8 Haggle

Having established what the car will cost to insure, negotiate a suitable discount on the car’s price.

 


 

Five insurable cars for young drivers…

Safety first: Renault Clio Expression 1.2 16v 75

Insurance group: 7

Expensive? Do you realise how much you’ve spent raising your child? Euro NCAP named the Clio the safest supermini of 2012 for its adult and child occupant, passenger protection, and its safety assist systems. On this last point, the Clio comes equipped with anti-lock brakes, emergency brake assist, electronic stability control and front curtain airbags. We’re not saying they’ll need them but…

 

Top-value safety: Skoda Citigo 3dr S

Insurance group: 1

Youngsters are image-conscious so you may have a fight on your hands persuading your offspring to accept a Skoda but first, remind them who’s contributing to this grand enterprise and second, be sure they have a test drive. They’ll be smitten by the little car’s get-up-and-go spirit and perhaps even quietly impressed by its standard-issue anti-lock brakes, plethora of airbags and daytime running lights. Still struggling? It has a CD player, too, with MP3.

 

Tough as old boots: VW Polo 1.2 E 60 PS 3dr

Insurance group:  4

Hands up: it’s a Euro NCAP four-star car but its big-car quality and mature manners are compensation enough. The Polo is a tough little car, easily able to suffer the slings and arrows of outrageous driving, and in any case, this one comes with anti-lock brakes, a big safety tick in anyone’s book.

 

Safety on the cheap: Vauxhall Corsa 1.0 Life 3dr

Insurance group: 5 

A still-current shape, a spacious cabin and five stars in the crash test. It gets better: there are thousands to choose from so you’re sure to find a price that suits your budget and a colour that suits your young driver. Like all of the featured cars, they shouldn’t expect too much in the way of creature comforts but as you will need to remind them, that’s not really the point.

 

The wildcard: Aixam Coupé S

Insurance group: 15 

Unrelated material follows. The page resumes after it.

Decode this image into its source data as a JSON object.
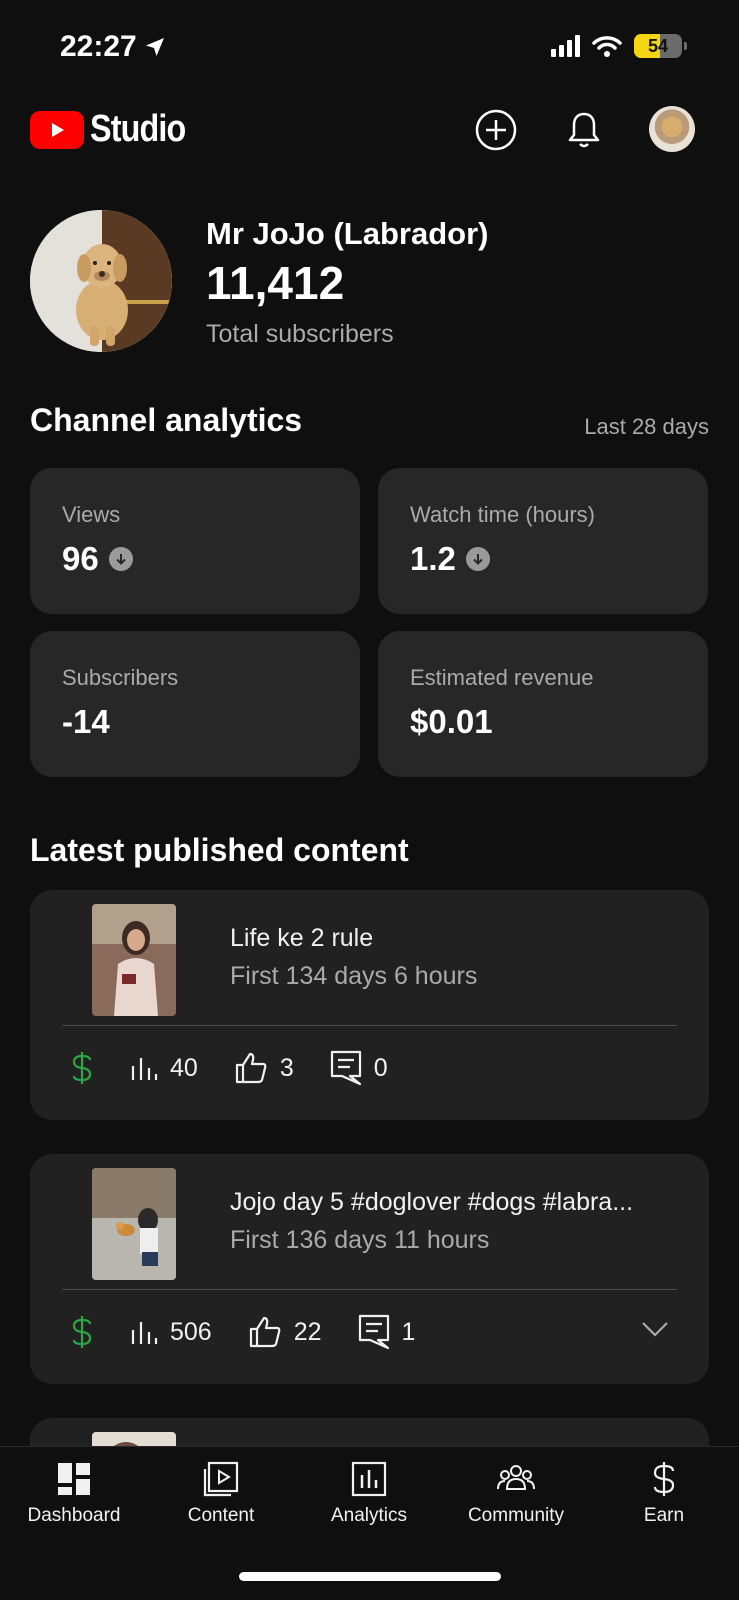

Why wait until they’re 17 when they can start developing their road sense from the age of 16 with this? It’s a quadricycle, defined as a four-wheeled passenger vehicle weighing no more than 350kg and with a top speed of 28mph. The French made Coupé S can be driven on a full moped licence (it costs around £450 for lessons and the two tests to acquire) and is powered by a 5bhp diesel motor.

The importer claims it has been crash tested by UTAC, a French vehicle research agency, but there is no EuroNCAP crash test result and quadricycles aren’t required to pass the same stringent tests as cars. The Coupé S will cost a 16-year old between £1700 to £2500 to insure; no small beer but they will at least have a, hopefully, blemish-free driving record to present when they come to insure their first car a year later.